Asking a few questions can help identify your character's internal conflict:
1. What is your character’s greatest fear?
This will often be the flipside of their goal and will be closely related to that pain in their past. (See yesterday's post for more on this).
Allegra fear’s being trapped for the rest of her life, of never feeling free.
2. What coping mechanisms has your character developed?
There are otfen two aspects to this: who they are and what they do.
We need to work out what emotional armour our characters are hiding behind. We all have it, don’t we? How do they hide their true selves to protect themselves from what they fear?
Your character may also behave in certain ways to protect themselves, but often these behaviour patterns are self-defeating. The character thinks this is what they need to do to get to their goal, but this is actually what’s holding them back.
Allegra has become the dutiful, obedient ballerina. There’s no point fighting against her life; that’s just the way it is. She’s told what steps to do and she does them, and because she entered the profession so young the dynamic of her professional relationships hasn’t really changed since she was sixteen. She’s still stuck in that same mindset.
Remember the car chase hero who was scared of driving? For the story to be gripping, readers will have to worry that your character could fail to achieve their goal, and it’s this internal conflict that will give readers most cause for concern, because when your characters are pushed way beyond their comfort zones that emotional armour is going to seem warm and inviting instead of suffocating, and they will want to revert to those unhelpful behaviour patterns, because this is how they have coped up until now!
During the story they will struggle to learn a better way, but when the going gets tough the safety of doing what they’ve always done to protect themselves is going to get more and more appealing. The greater the conflict, the greater they will be tempted to use their emotional security blankets!
So, when Allegra finally does escape, and ends up on a desert island with a hunky survival expert (What can I say? When she snapped, she snapped!), she feels totally upside down, and instead of taking advantage of all that freedom she relies on doing what she’s always done – following instructions and doing what she’s told. At least, to start off with…
But…in order for your character to get what they want (internal goal) they are going to have to stop being that kind of person, they are going to have to find a new way of dealing with life. The thing they long for is going to be forever out of their reach until that happens.
3.What lessons does your character need to learn?
It's easy to work out how they need to grow and change once you know:
- The painful secrets in your characters past
- What they are afraid of
- What emotional armour they are hiding behind
What has been working for them up until now is no longer getting them by. It’s time to change.
You now have a roadmap for their inner journey (also called their character arc or emotional journey).
Starting point: character stuck inside the shell of that false self, engaging in in self-defeating behaviour.
Finishing point: character has faced their fears, let go of self-defeating behaviour and have embraced life more fully as their true self.
Allegra needs to learn to speak up for herself and make her own choices.
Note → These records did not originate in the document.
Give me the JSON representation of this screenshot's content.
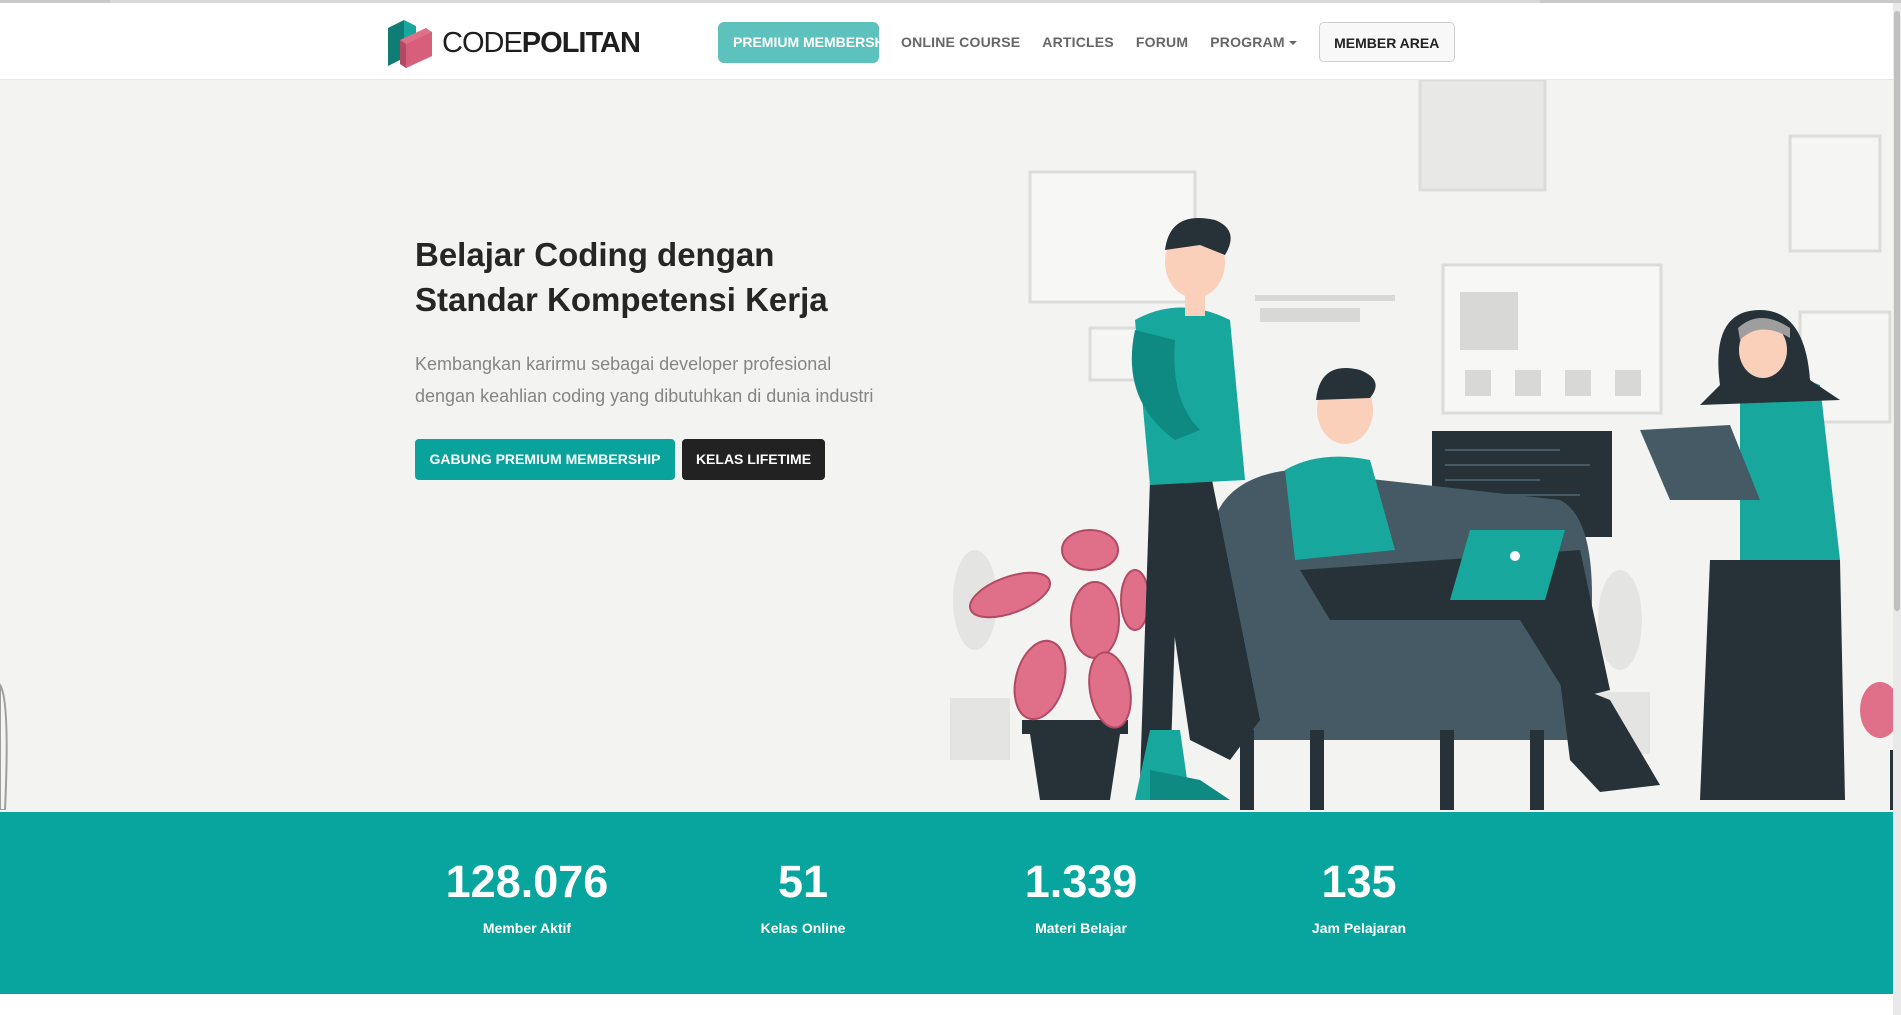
{
  "brand": {
    "name_prefix": "CODE",
    "name_suffix": "POLITAN",
    "colors": {
      "teal": "#09a39c",
      "pink": "#e0708a",
      "dark": "#222222",
      "light_teal": "#5dc2be"
    }
  },
  "nav": {
    "premium": "PREMIUM MEMBERSHIP",
    "online_course": "ONLINE COURSE",
    "articles": "ARTICLES",
    "forum": "FORUM",
    "program": "PROGRAM",
    "member_area": "MEMBER AREA"
  },
  "hero": {
    "title_line1": "Belajar Coding dengan",
    "title_line2": "Standar Kompetensi Kerja",
    "subtitle_line1": "Kembangkan karirmu sebagai developer profesional",
    "subtitle_line2": "dengan keahlian coding yang dibutuhkan di dunia industri",
    "cta_primary": "GABUNG PREMIUM MEMBERSHIP",
    "cta_secondary": "KELAS LIFETIME"
  },
  "stats": [
    {
      "value": "128.076",
      "label": "Member Aktif"
    },
    {
      "value": "51",
      "label": "Kelas Online"
    },
    {
      "value": "1.339",
      "label": "Materi Belajar"
    },
    {
      "value": "135",
      "label": "Jam Pelajaran"
    }
  ]
}
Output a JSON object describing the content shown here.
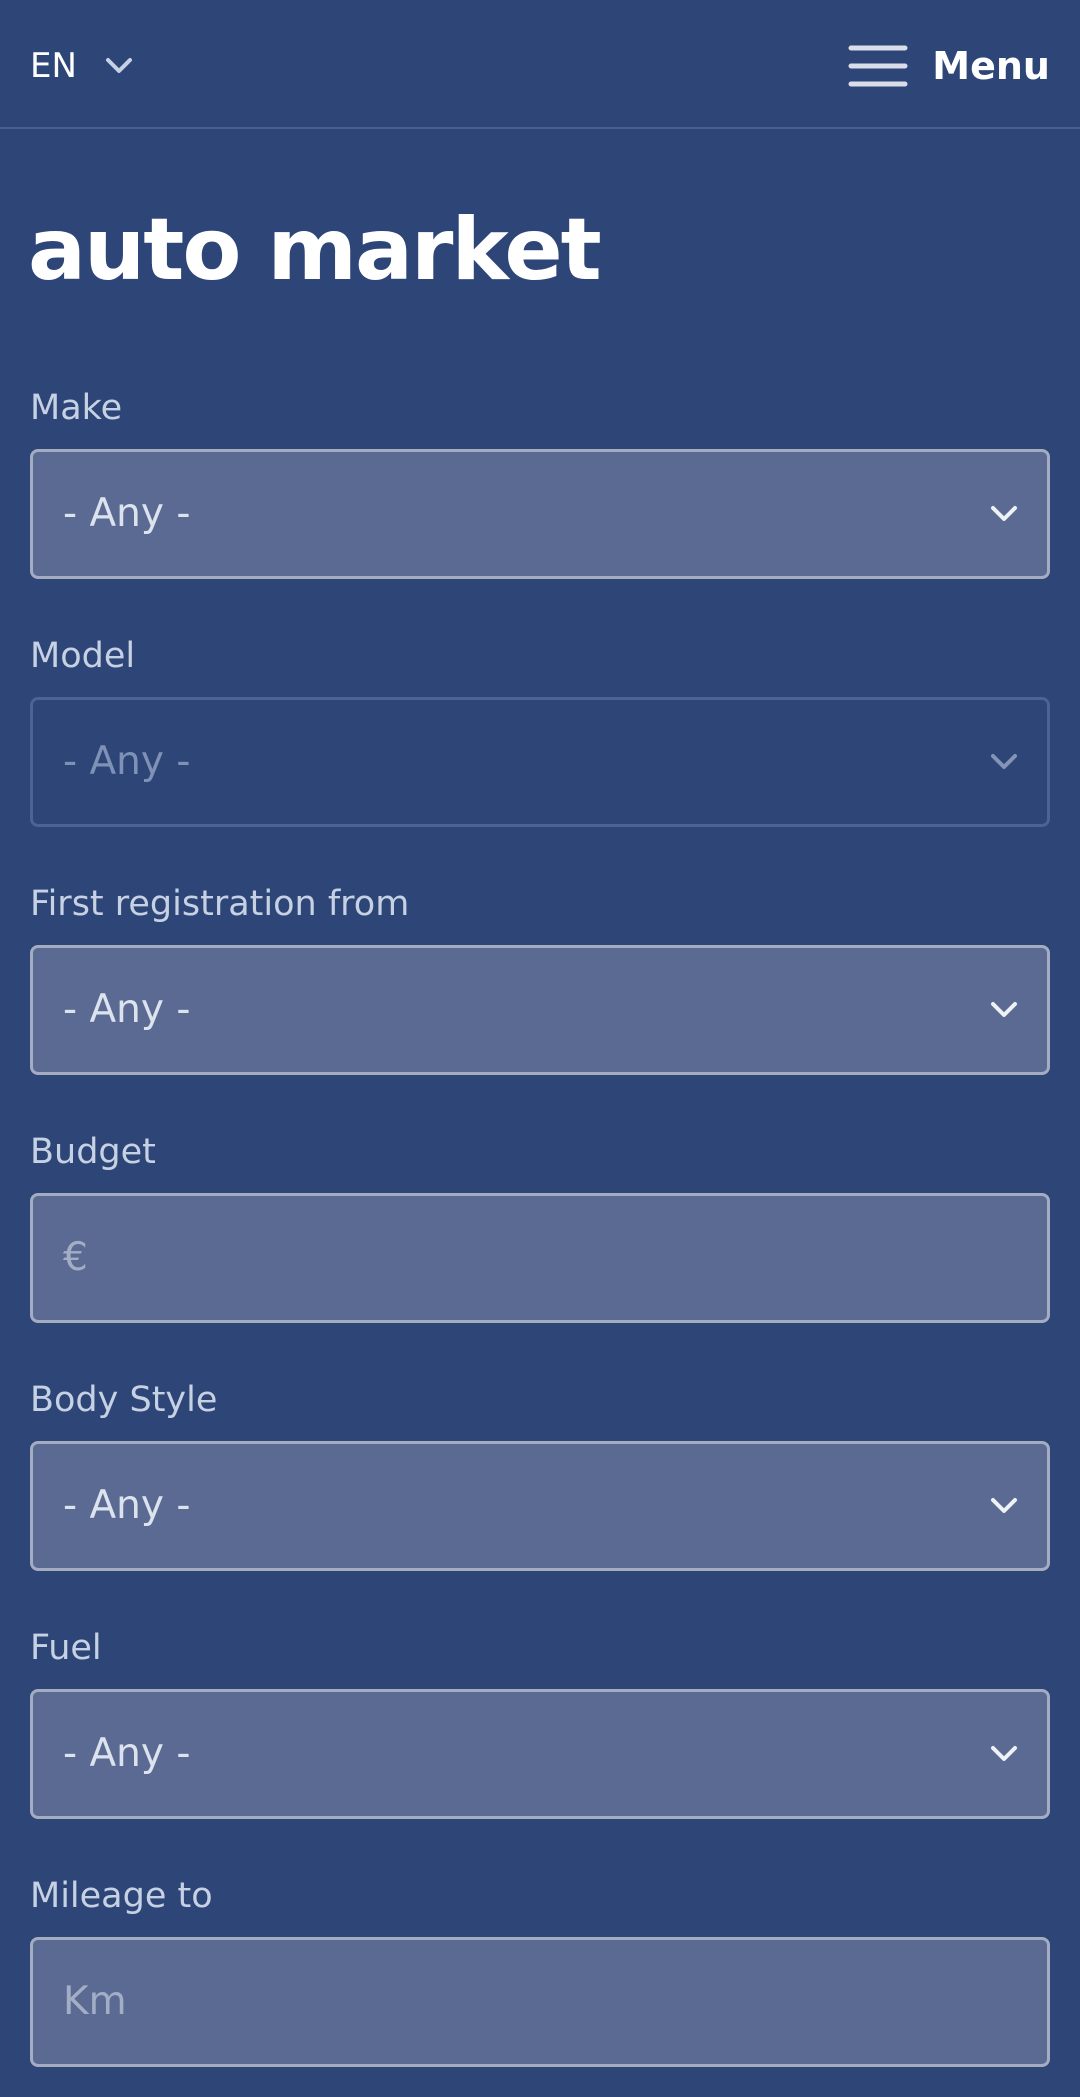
{
  "header": {
    "language": "EN",
    "menu_label": "Menu"
  },
  "brand": {
    "logo_text": "auto market"
  },
  "filters": {
    "make": {
      "label": "Make",
      "value": "- Any -"
    },
    "model": {
      "label": "Model",
      "value": "- Any -"
    },
    "first_registration": {
      "label": "First registration from",
      "value": "- Any -"
    },
    "budget": {
      "label": "Budget",
      "placeholder": "€"
    },
    "body_style": {
      "label": "Body Style",
      "value": "- Any -"
    },
    "fuel": {
      "label": "Fuel",
      "value": "- Any -"
    },
    "mileage": {
      "label": "Mileage to",
      "placeholder": "Km"
    }
  },
  "icons": {
    "language": "chevron-down-icon",
    "menu": "hamburger-menu-icon",
    "select": "chevron-down-icon"
  },
  "colors": {
    "background": "#2d4677",
    "field": "#5a6a93",
    "field_border": "#a3acc0",
    "label": "#c7d1e4"
  }
}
She’s also going to have to learn to manage the freedom she yearns for when she gets it, and that having to make choices will be more difficult than she imagined.
Now, that's just thinking about one half of the equation - the heroine, in this case. What's going to happen when we throw the hero into the mix? And how is he going to be part of the heroine's conflict? More tomorrow...